Records:
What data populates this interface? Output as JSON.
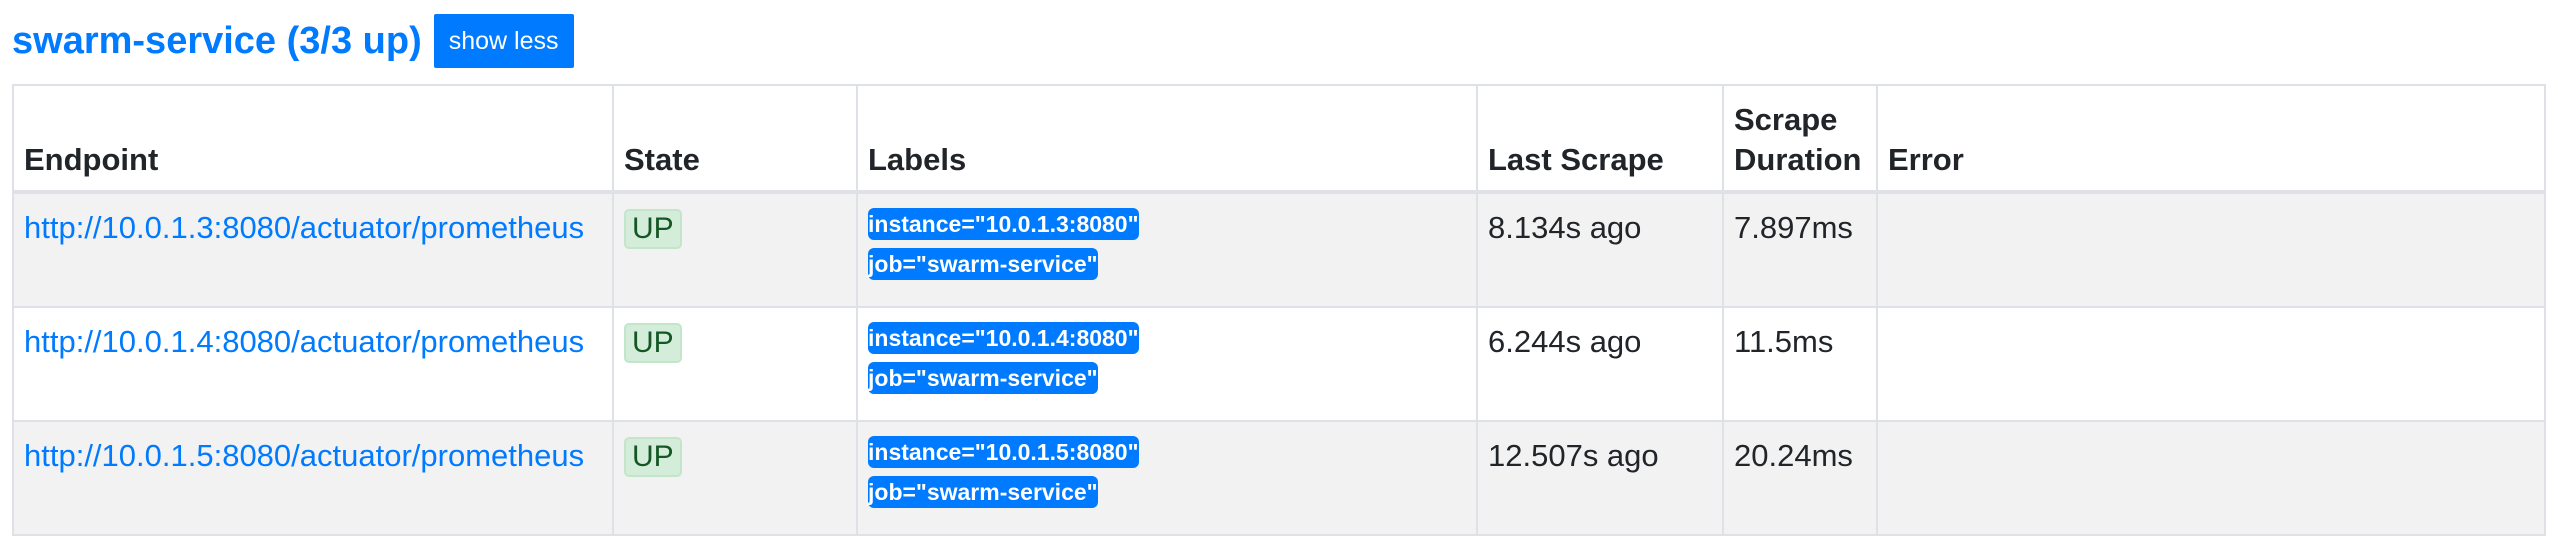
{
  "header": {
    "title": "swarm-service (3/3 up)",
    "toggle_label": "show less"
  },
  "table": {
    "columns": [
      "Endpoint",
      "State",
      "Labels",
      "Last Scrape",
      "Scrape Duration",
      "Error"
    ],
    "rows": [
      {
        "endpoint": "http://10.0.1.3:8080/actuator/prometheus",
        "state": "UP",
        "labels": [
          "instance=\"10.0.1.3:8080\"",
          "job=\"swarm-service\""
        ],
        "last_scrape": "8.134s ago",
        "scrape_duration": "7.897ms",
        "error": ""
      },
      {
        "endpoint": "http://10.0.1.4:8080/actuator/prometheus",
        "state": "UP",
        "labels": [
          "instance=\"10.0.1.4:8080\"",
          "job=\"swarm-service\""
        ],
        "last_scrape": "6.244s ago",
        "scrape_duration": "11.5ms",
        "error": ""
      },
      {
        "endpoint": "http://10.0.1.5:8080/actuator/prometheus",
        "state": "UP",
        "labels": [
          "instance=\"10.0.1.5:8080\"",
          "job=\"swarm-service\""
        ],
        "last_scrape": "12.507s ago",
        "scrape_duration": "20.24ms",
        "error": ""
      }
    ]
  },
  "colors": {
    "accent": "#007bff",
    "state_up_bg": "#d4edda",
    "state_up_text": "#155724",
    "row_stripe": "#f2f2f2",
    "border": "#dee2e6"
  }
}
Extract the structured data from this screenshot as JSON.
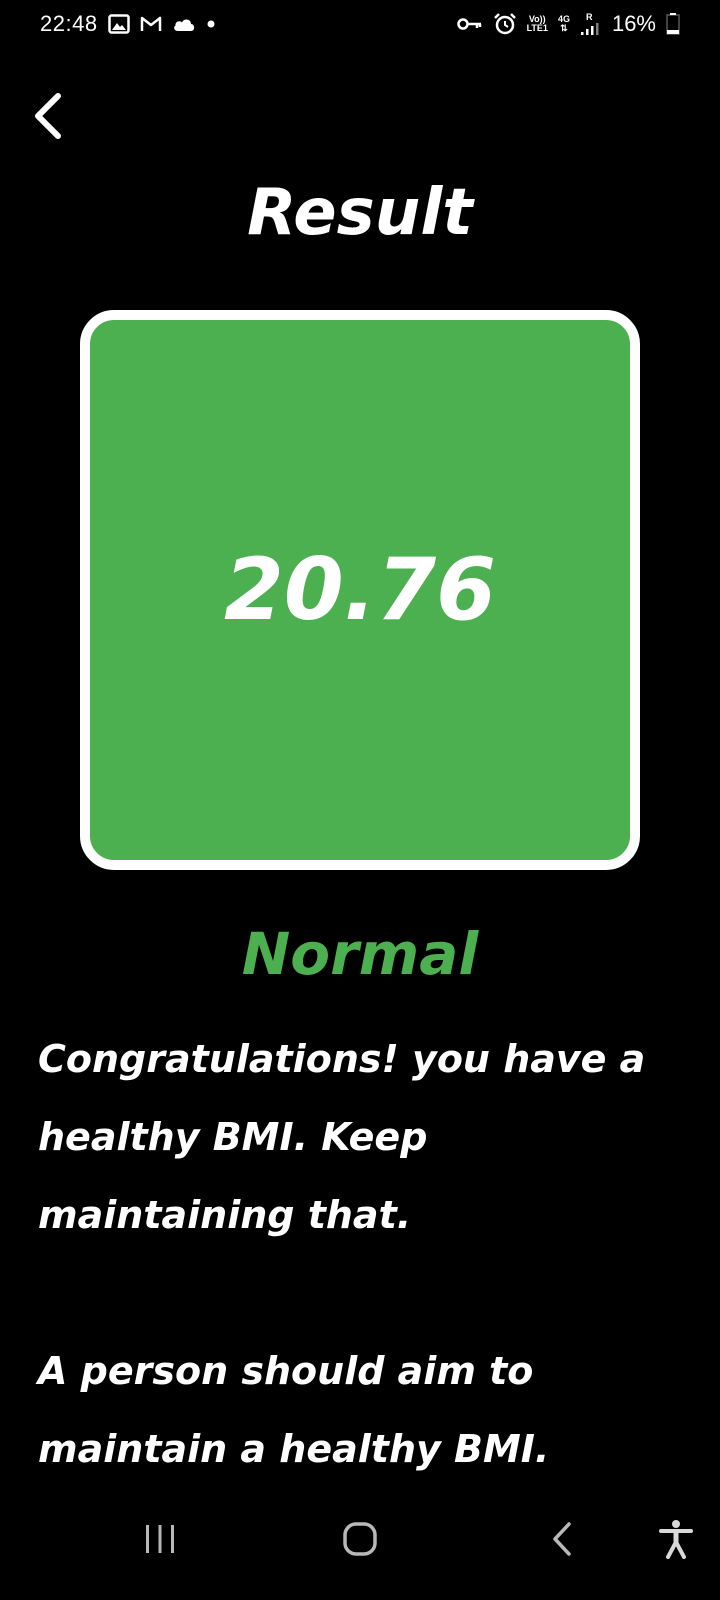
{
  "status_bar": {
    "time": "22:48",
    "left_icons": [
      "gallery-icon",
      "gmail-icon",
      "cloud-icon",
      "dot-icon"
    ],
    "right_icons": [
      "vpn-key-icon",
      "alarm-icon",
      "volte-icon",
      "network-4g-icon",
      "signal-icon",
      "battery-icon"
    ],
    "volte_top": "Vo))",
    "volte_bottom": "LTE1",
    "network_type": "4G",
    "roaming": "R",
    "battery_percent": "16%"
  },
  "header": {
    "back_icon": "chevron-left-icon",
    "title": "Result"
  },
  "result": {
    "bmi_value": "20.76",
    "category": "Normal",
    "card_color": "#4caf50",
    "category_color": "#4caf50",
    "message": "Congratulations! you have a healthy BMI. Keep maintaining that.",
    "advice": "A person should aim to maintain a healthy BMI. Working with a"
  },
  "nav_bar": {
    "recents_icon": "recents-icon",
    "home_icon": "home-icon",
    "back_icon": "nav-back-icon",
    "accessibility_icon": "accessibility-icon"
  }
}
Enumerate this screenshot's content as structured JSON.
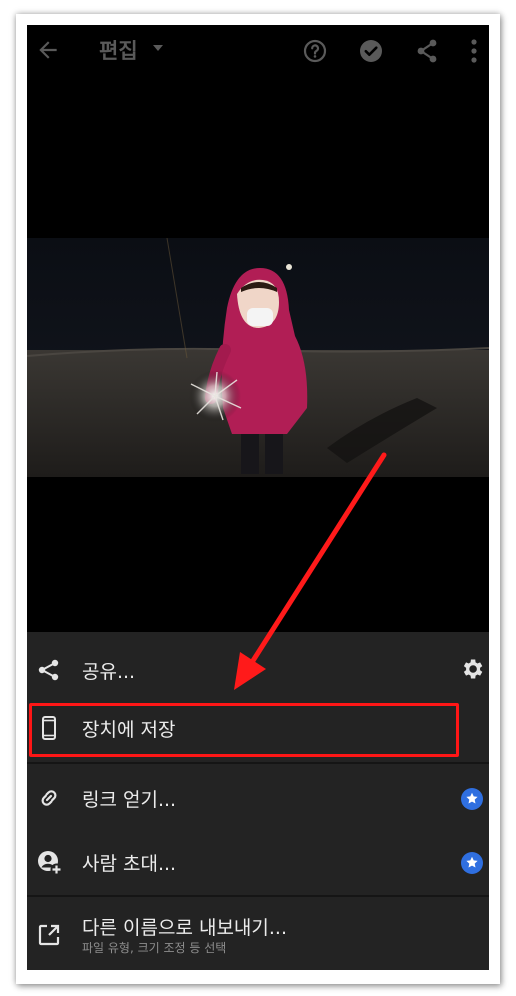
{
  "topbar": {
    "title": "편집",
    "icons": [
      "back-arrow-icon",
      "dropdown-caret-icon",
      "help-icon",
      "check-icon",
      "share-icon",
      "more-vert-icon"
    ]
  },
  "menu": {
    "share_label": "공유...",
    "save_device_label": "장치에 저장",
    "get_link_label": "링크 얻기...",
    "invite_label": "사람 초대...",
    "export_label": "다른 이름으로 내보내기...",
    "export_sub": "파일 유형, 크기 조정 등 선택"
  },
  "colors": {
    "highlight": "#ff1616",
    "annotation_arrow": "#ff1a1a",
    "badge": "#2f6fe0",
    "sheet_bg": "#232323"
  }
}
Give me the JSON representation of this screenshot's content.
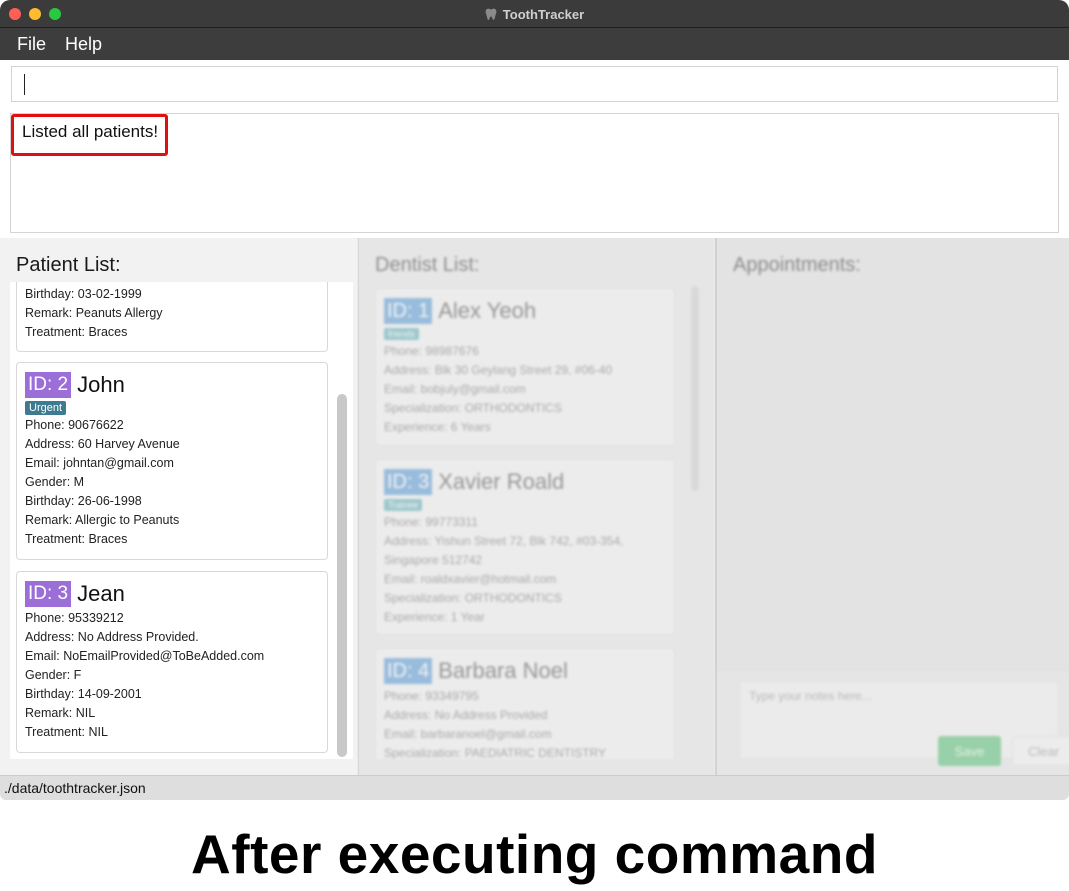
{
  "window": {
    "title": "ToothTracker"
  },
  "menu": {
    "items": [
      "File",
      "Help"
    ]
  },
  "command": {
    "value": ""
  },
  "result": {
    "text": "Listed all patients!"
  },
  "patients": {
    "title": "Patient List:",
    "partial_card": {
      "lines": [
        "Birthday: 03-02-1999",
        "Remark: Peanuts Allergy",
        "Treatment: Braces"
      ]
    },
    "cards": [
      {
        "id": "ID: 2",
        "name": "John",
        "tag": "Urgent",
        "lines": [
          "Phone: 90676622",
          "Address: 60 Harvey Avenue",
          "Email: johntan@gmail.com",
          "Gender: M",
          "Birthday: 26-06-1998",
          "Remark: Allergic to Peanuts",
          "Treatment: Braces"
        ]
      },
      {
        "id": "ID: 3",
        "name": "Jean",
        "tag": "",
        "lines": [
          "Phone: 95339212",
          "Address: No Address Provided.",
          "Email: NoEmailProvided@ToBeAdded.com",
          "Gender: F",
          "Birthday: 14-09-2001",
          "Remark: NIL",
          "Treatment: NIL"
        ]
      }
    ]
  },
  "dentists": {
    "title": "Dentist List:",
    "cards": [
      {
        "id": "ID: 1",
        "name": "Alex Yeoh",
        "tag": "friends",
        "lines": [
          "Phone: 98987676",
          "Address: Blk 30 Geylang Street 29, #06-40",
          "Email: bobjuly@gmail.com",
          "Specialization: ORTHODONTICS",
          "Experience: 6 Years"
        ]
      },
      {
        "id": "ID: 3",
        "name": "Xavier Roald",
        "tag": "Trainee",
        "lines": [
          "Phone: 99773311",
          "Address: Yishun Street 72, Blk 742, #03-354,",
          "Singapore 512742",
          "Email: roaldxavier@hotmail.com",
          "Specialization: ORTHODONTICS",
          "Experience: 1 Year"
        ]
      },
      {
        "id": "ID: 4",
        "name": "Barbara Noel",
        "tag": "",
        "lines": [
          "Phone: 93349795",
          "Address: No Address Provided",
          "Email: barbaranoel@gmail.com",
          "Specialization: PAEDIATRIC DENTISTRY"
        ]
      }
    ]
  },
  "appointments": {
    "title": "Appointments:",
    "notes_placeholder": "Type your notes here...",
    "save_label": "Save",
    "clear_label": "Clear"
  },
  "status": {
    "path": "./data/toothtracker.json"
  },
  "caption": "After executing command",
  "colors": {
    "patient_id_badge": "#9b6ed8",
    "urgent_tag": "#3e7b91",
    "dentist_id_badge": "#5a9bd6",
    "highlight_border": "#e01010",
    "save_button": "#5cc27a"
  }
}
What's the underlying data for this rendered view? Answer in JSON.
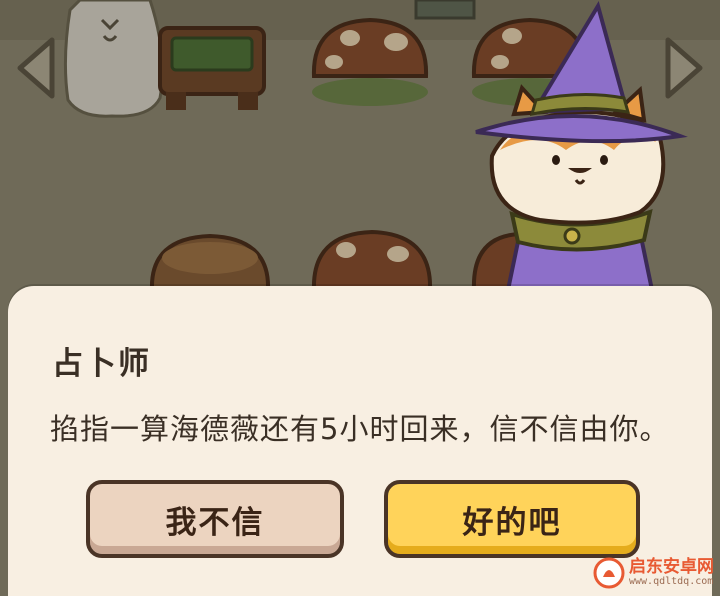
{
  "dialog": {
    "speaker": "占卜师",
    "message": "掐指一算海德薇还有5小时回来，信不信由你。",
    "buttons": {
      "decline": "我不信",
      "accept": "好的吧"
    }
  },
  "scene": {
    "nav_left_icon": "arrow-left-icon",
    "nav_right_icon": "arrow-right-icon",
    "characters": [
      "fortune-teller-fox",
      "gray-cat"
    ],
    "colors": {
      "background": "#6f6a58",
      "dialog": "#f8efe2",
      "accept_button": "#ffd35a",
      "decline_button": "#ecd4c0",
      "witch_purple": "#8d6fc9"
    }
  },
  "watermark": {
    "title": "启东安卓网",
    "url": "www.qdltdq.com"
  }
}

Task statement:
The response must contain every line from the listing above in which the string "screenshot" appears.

Answer box:
Extract the structured data from this screenshot as JSON.
Enumerate this screenshot's content as structured JSON.
Give me the JSON representation of this screenshot's content.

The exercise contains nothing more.